* Work request *
Output all the data exactly.
***** Entries provided
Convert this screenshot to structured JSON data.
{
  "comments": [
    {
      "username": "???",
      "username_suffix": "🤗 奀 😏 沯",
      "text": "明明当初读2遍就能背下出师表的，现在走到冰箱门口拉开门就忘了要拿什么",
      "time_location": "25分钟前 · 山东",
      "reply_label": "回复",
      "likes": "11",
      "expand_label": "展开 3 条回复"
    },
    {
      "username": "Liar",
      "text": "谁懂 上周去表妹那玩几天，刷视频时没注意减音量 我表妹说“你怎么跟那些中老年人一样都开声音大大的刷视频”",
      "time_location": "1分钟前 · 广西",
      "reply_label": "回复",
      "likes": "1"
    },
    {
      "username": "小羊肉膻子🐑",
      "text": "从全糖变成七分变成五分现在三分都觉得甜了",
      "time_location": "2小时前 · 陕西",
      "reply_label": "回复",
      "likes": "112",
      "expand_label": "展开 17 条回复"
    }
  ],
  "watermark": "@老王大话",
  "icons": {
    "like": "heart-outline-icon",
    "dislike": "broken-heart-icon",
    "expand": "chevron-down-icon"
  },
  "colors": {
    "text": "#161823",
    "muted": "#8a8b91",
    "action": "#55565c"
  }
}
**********
* Response below *
Convert this screenshot to structured JSON data.
{
  "comments": [
    {
      "username": "???",
      "username_suffix": "🤗 奀 😏 沯",
      "text": "明明当初读2遍就能背下出师表的，现在走到冰箱门口拉开门就忘了要拿什么",
      "time_location": "25分钟前 · 山东",
      "reply_label": "回复",
      "likes": "11",
      "expand_label": "展开 3 条回复"
    },
    {
      "username": "Liar",
      "text": "谁懂 上周去表妹那玩几天，刷视频时没注意减音量 我表妹说“你怎么跟那些中老年人一样都开声音大大的刷视频”",
      "time_location": "1分钟前 · 广西",
      "reply_label": "回复",
      "likes": "1"
    },
    {
      "username": "小羊肉膻子🐑",
      "text": "从全糖变成七分变成五分现在三分都觉得甜了",
      "time_location": "2小时前 · 陕西",
      "reply_label": "回复",
      "likes": "112",
      "expand_label": "展开 17 条回复"
    }
  ],
  "watermark": "@老王大话",
  "icons": {
    "like": "heart-outline-icon",
    "dislike": "broken-heart-icon",
    "expand": "chevron-down-icon"
  },
  "colors": {
    "text": "#161823",
    "muted": "#8a8b91",
    "action": "#55565c"
  }
}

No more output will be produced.